Under a rainbow of canopies, the vendors were a mix of crafts, clothes and food, the latter being mainly local eateries with limited offerings, a great way to make some extra cash and promote  their restaurants. There seemed to be fewer corporate sponsors with vendors, but maybe appearance was more important than the factual. Still, there was a nice, local feel. A respite from the 6th Borough marketing mania Jersey City has been inspiring of late, especially by the private/public organizations who organized this event.  I can’t say I like the name, all about seems to be lazy slang that rankles the English major within.  All of what this place is was not represented, only cheerful and mild commerce. But then, who gets to define all. Experience the nice day and a collective good vibe in a place we call home. I wonder how much we have in common, besides (often inexplicably) loving Jersey City and you know, that is actually quite a lot. The place you live – the place you pass the time and endure the burden of mortality – encompasses an ever-increasing portion of your personal identity. We have to love Jersey City – who else will? Who else can?

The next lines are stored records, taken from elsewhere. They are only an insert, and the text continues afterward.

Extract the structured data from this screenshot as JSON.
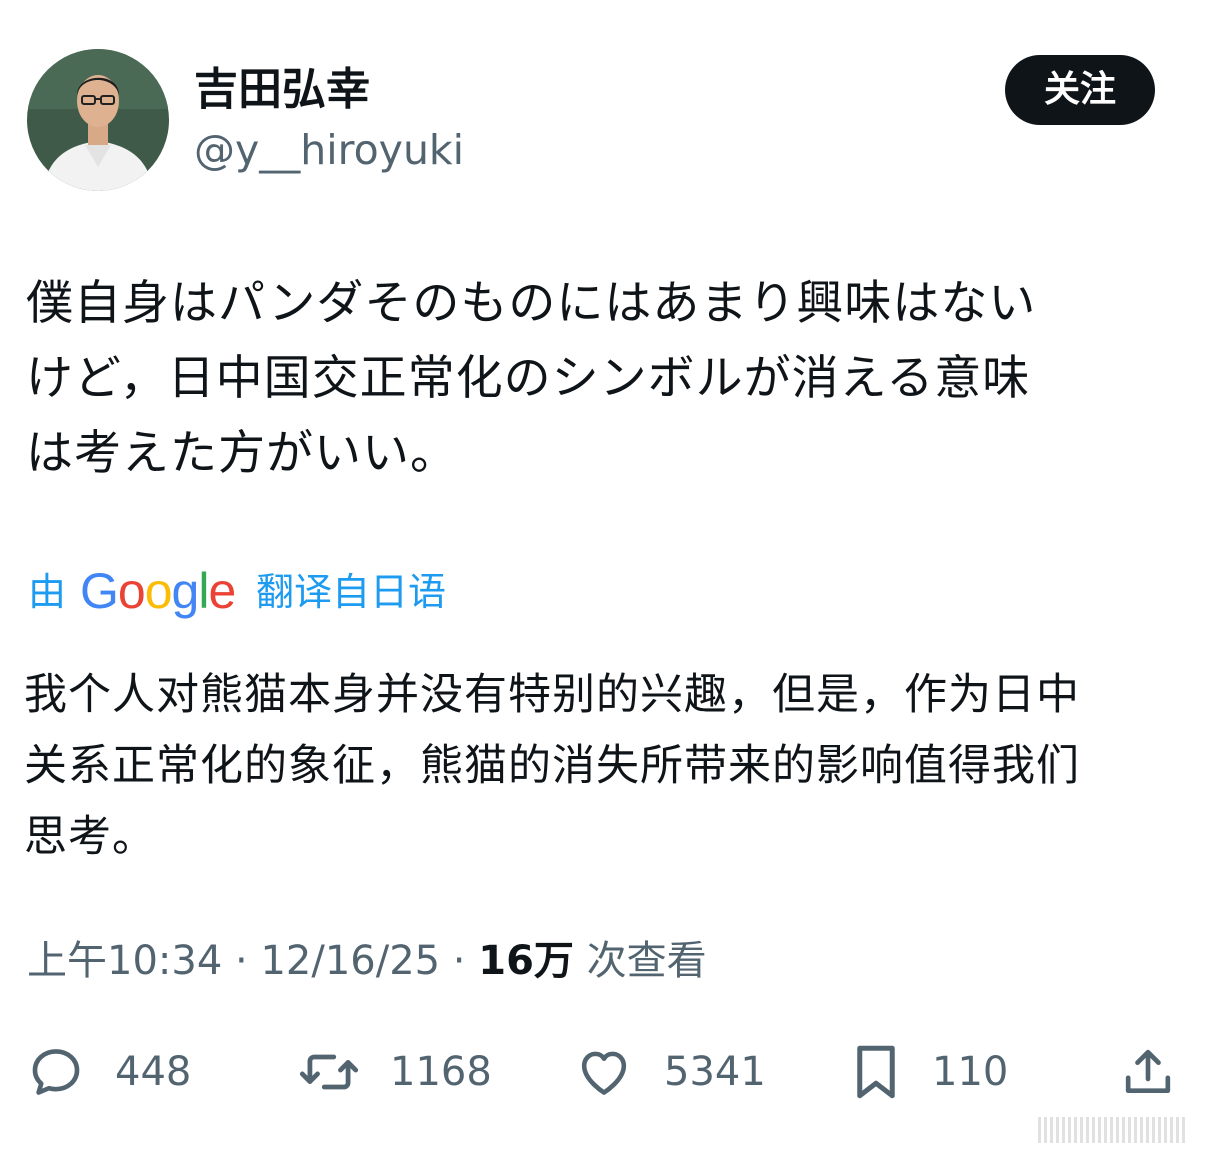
{
  "author": {
    "display_name": "吉田弘幸",
    "handle": "@y__hiroyuki"
  },
  "follow_label": "关注",
  "tweet": {
    "text": "僕自身はパンダそのものにはあまり興味はない\nけど，日中国交正常化のシンボルが消える意味\nは考えた方がいい。"
  },
  "translation": {
    "prefix": "由",
    "provider": "Google",
    "suffix": "翻译自日语",
    "text": "我个人对熊猫本身并没有特别的兴趣，但是，作为日中\n关系正常化的象征，熊猫的消失所带来的影响值得我们\n思考。"
  },
  "meta": {
    "time": "上午10:34",
    "separator": " · ",
    "date": "12/16/25",
    "views_count": "16万",
    "views_label": " 次查看"
  },
  "actions": {
    "replies": "448",
    "retweets": "1168",
    "likes": "5341",
    "bookmarks": "110"
  },
  "icons": {
    "reply": "reply-icon",
    "retweet": "retweet-icon",
    "like": "heart-icon",
    "bookmark": "bookmark-icon",
    "share": "share-icon"
  },
  "colors": {
    "text": "#0f1419",
    "secondary": "#536471",
    "link": "#1d9bf0",
    "follow_bg": "#0f1419"
  }
}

Last year when the music ended at Barrow Street, a drum circle began that marched to grove street and where planned-impromptu drum circle erupted. As Slyvann Joyce and the Moment were still playing, the drum march started and there was a wild clash and meshing as the All About Downtown had a sudden cross purposes – if we stay for this raucous conclusion of an extraordinary hot set we miss the funky drum circle – alas, we missed only the opening beats or so, the overlap no longer than 10 minutes or so – but this was a different planning (although the Barrow Street stage was running late) at work. The event was shorter by a couplathree hours than last year’s, the drum circle less extended – although this year the drummers got to use the stage, adding a rocking flautist.  Turns out, the reason for the abbreviation this year is the approximately $10,000 required for the police and fire marshals state laws require for these events, especially when alcohol is served. I missed the drumming into darkness, but I had some things to do anyway. I may never get enough summer but I satisfied my street fair needs. Still, I stayed until the last thump and before then, children danced, adults danced. Hula hoops were gyrated. Hands were clapping.  Congas, bongos, whistles, tambourines, cowbells… the flute… noise being made, a rhythm shared, a beat advanced and in that moment summer felt forever.


No comments:

Post a Comment